This is a shiur that Rabbi Linzer gave at the Young Israel of Sharon, MA, on July 26, 2017. Click on the following audio link to listen to the shiur and follow along with the sources below:

 

 

1. This couple with Down’s syndrome are celebrating 22 years of marriageMetro UK

They were criticized 22 years ago for wanting to get married.

But now this Down’s Syndrome couple have proved their doubters wrong by showing just how happily married they are.

Maryanne, 45, and Tommy Pilling, 59, were thought to be the first Downs couple to tie the knot in

6 09, 2016

Halakhic Status of a Deaf Person Who Cannot Speak Intelligibly: Part 2 – Poskim

September 6th, 2016|Disabilities|

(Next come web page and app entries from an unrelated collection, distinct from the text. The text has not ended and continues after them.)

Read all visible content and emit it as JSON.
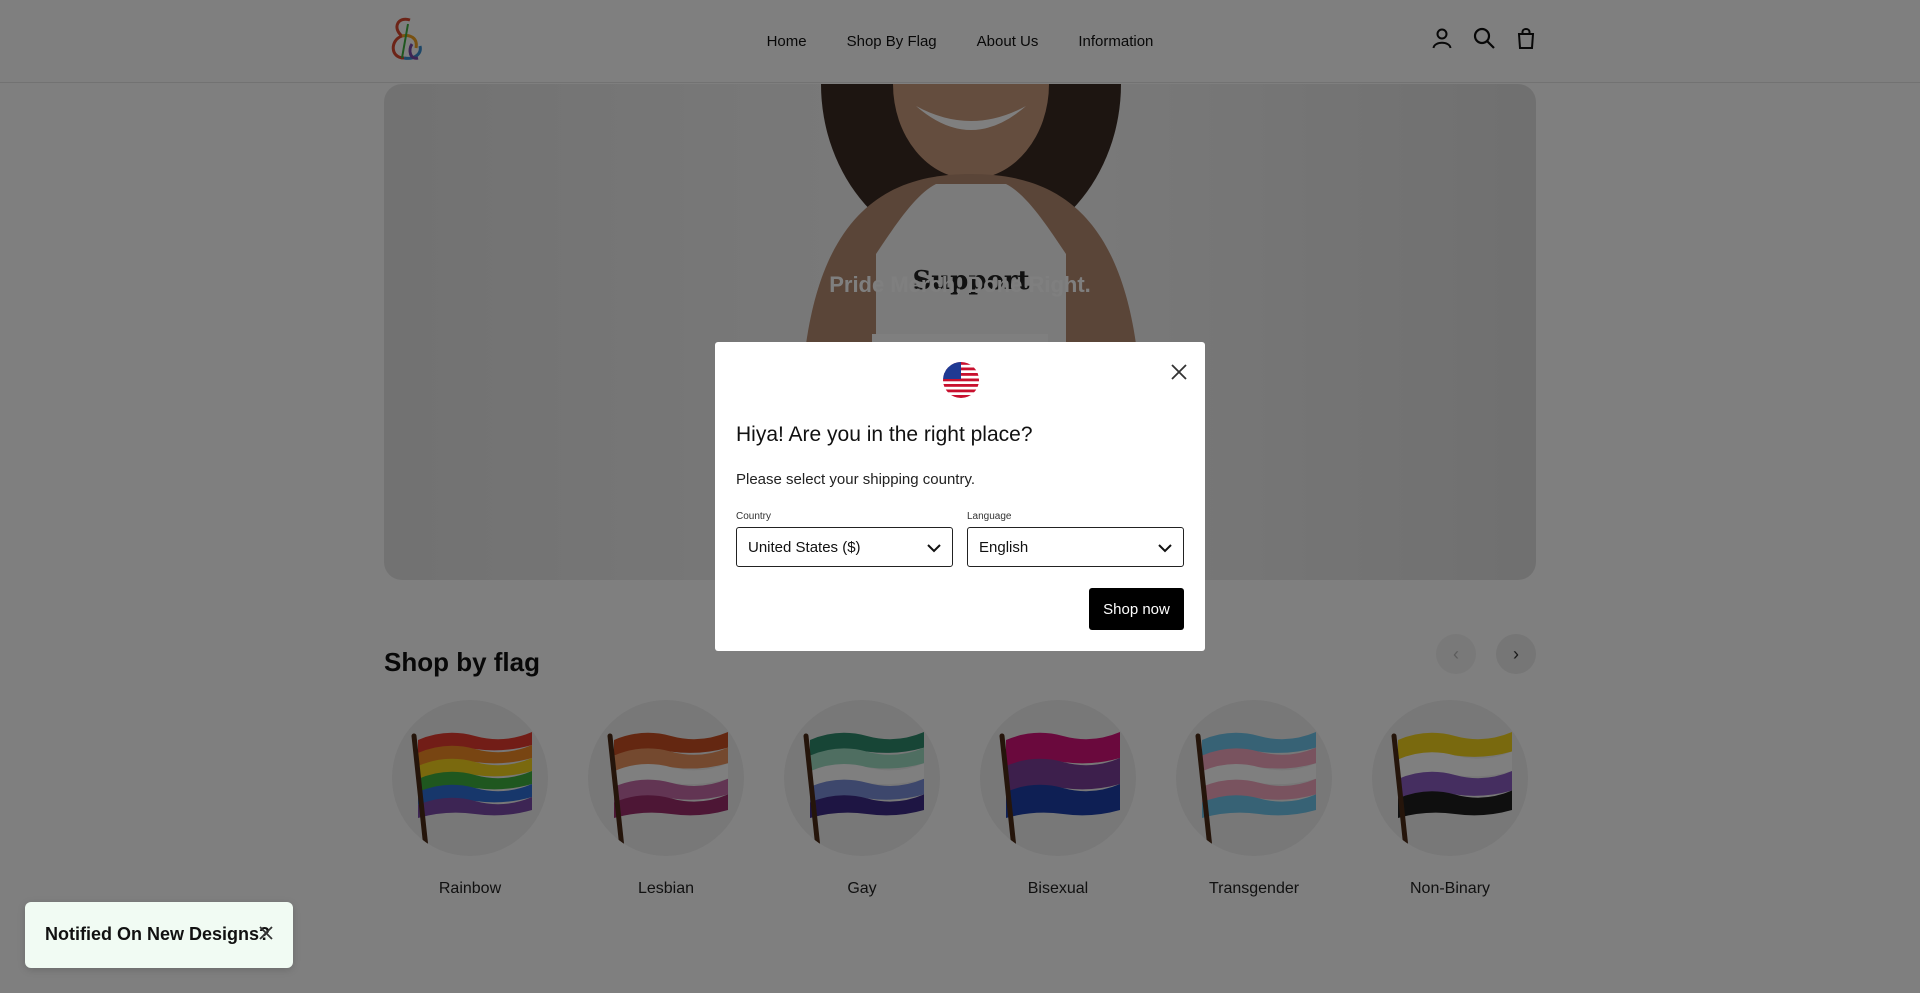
{
  "header": {
    "nav": [
      "Home",
      "Shop By Flag",
      "About Us",
      "Information"
    ],
    "icons": [
      "account-icon",
      "search-icon",
      "cart-icon"
    ]
  },
  "hero": {
    "title": "Pride Merch, Done Right.",
    "shirt_text": "Support"
  },
  "shop_by_flag": {
    "title": "Shop by flag",
    "prev": "‹",
    "next": "›",
    "items": [
      {
        "label": "Rainbow",
        "colors": [
          "#e53a2f",
          "#f08a24",
          "#f5d21c",
          "#3fae3f",
          "#2f6fd6",
          "#7a4aa8"
        ]
      },
      {
        "label": "Lesbian",
        "colors": [
          "#c94f23",
          "#e8935f",
          "#ffffff",
          "#c46ba6",
          "#9b2d6b"
        ]
      },
      {
        "label": "Gay",
        "colors": [
          "#2e8a6d",
          "#9fdcc2",
          "#ffffff",
          "#7a8fd8",
          "#3c2a86"
        ]
      },
      {
        "label": "Bisexual",
        "colors": [
          "#d4137a",
          "#7a3e98",
          "#1c3fa8"
        ]
      },
      {
        "label": "Transgender",
        "colors": [
          "#6ec5ea",
          "#f2a6be",
          "#ffffff",
          "#f2a6be",
          "#6ec5ea"
        ]
      },
      {
        "label": "Non-Binary",
        "colors": [
          "#f3d21c",
          "#ffffff",
          "#8a5cc0",
          "#1f1f1f"
        ]
      }
    ]
  },
  "modal": {
    "title": "Hiya! Are you in the right place?",
    "subtitle": "Please select your shipping country.",
    "country_label": "Country",
    "country_value": "United States ($)",
    "language_label": "Language",
    "language_value": "English",
    "button": "Shop now"
  },
  "notify": {
    "text": "Notified On New Designs?"
  }
}
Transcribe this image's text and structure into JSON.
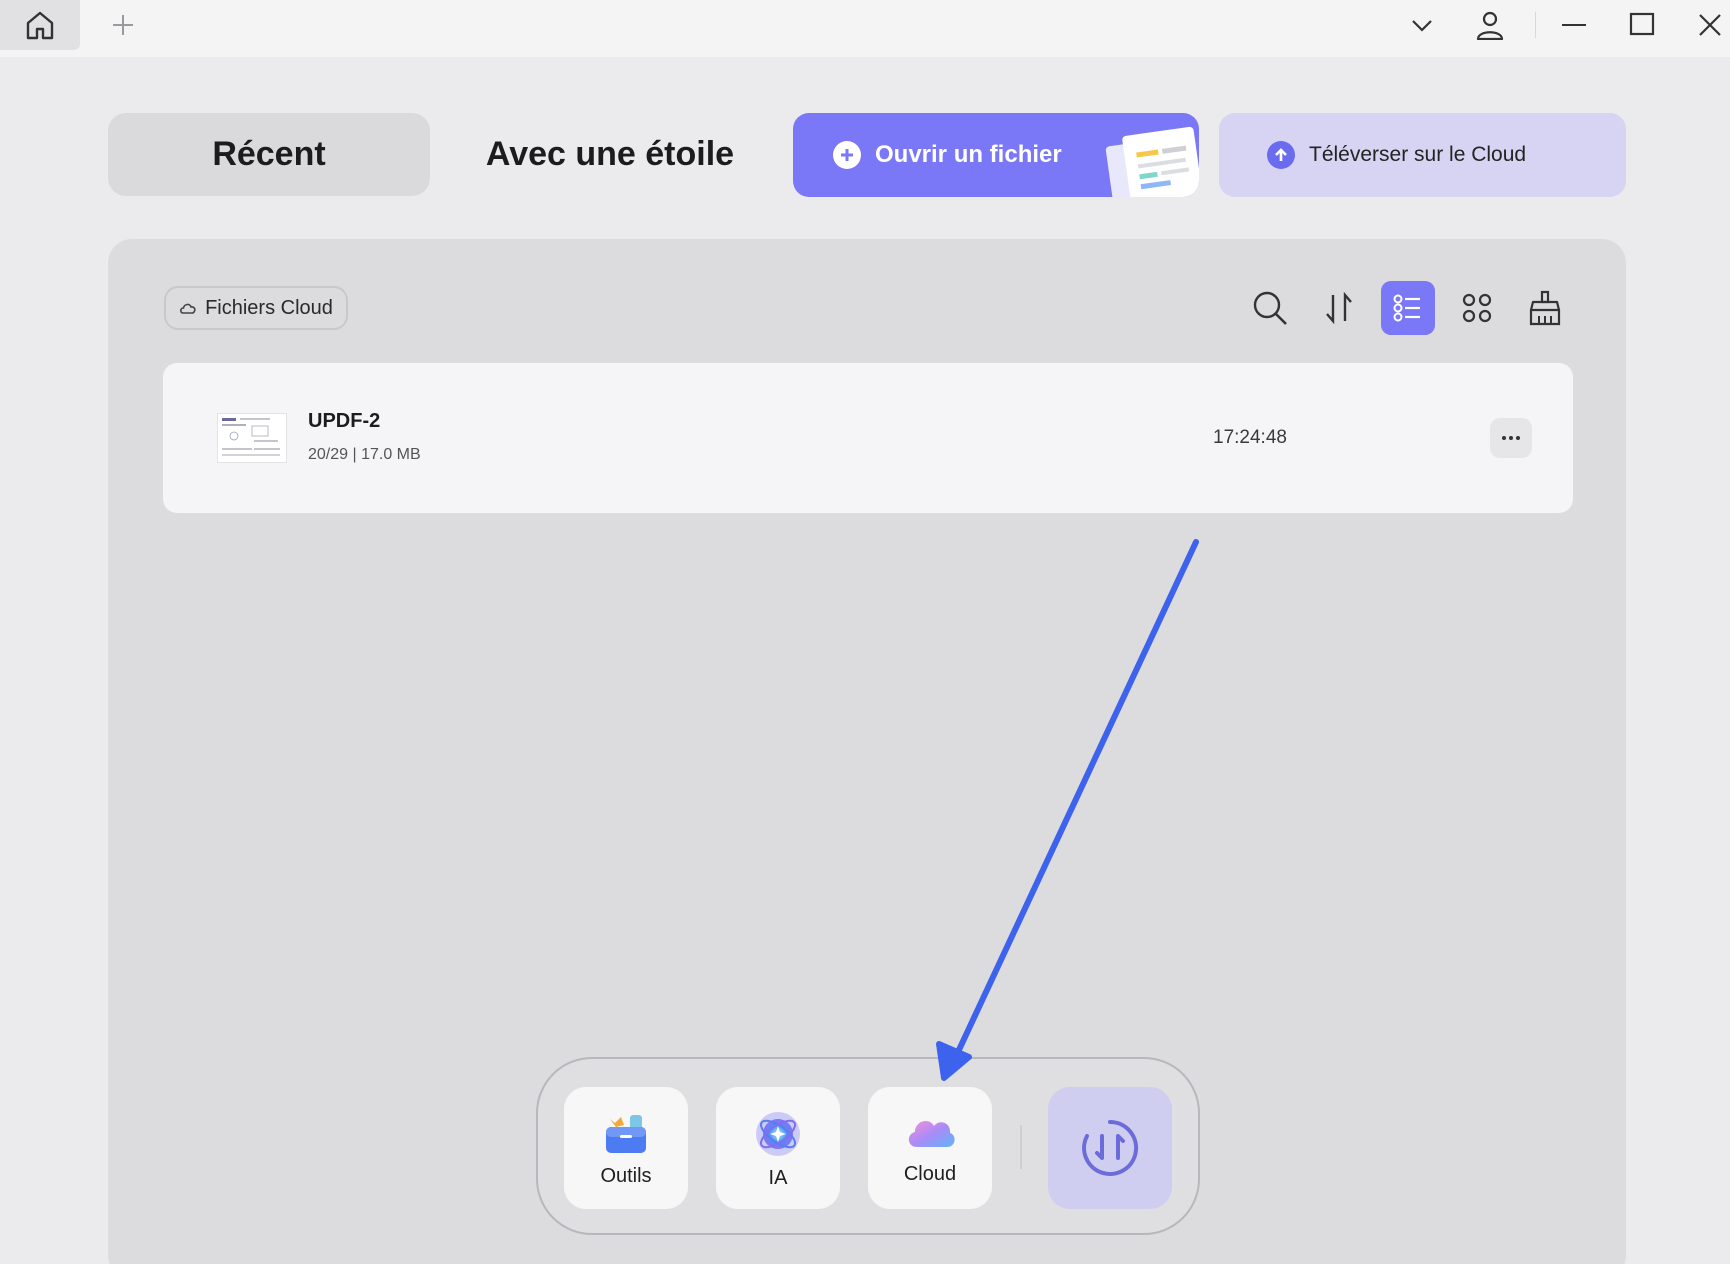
{
  "window": {
    "icons": {
      "home": "home-icon",
      "new_tab": "plus-icon",
      "dropdown": "chevron-down-icon",
      "account": "user-icon",
      "minimize": "minimize-icon",
      "maximize": "maximize-icon",
      "close": "close-icon"
    }
  },
  "tabs": {
    "recent": "Récent",
    "starred": "Avec une étoile"
  },
  "actions": {
    "open_file": "Ouvrir un fichier",
    "upload_cloud": "Téléverser sur le Cloud"
  },
  "panel": {
    "filter_chip": "Fichiers Cloud",
    "toolbar": {
      "search": "search-icon",
      "sort": "sort-icon",
      "list_view": "list-view-icon",
      "grid_view": "grid-view-icon",
      "clean": "broom-icon"
    },
    "files": [
      {
        "name": "UPDF-2",
        "meta": "20/29 | 17.0 MB",
        "time": "17:24:48"
      }
    ]
  },
  "dock": {
    "items": [
      {
        "label": "Outils",
        "icon": "toolbox-icon"
      },
      {
        "label": "IA",
        "icon": "ai-icon"
      },
      {
        "label": "Cloud",
        "icon": "cloud-icon"
      }
    ],
    "sync_icon": "sync-icon"
  },
  "colors": {
    "accent": "#7a78f6",
    "upload_bg": "#d6d4f2",
    "arrow": "#3d63ee"
  }
}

In the previous lecture we saw that there were opinions of Tanaaim and Amoraim in the Talmud that would have allowed for a reassessment of a deaf person’s status, but that halakha rejected these opinions and rules categorically that a deaf person is not a person of legal standing.  In this lecture, we will see how some poskim did reassess this status when it became clear that deaf people were fully intelligent and fully capable.

Some historical background:

  • It was commonly accepted that deaf people could not be educated; when 
5 09, 2016

Halakhic Status of a Deaf Person who Cannot Speak: Part 1 – Gemara and Rishonim

September 5th, 2016|Disabilities|

Introduction

Traditionally, halakha has ruled that a deaf person who could not speak – a cheresh –  is not considered to be a bar da’at – a person of sufficient intelligence and understanding to have standing as an agent or responsible party in halakha.  His status is the same as a minor and a shoteh, a person who has a confused understanding of reality (similar to a schizophrenic). Thus, a cheresh is not obligated in mitzvot, even

5 09, 2016

Can a Person Who Is Blind Receive an Aliyah?: A Teshuva of Maseit Binyamin

September 5th, 2016|Disabilities|

Can a person who is blind receive an aliyah?  The question, from a conceptual and analytic point of view, is how to understand the post-Talmudic practice of having one person (the one receiving the aliyah) making a brakha on the Torah, and having another person (the shaliach tzibbur) doing the actual reading from the scroll.  In Talmudic times, the person who would receive the aliyah would also read directly from the scroll, and thus it was obvious that a person who was blind could not read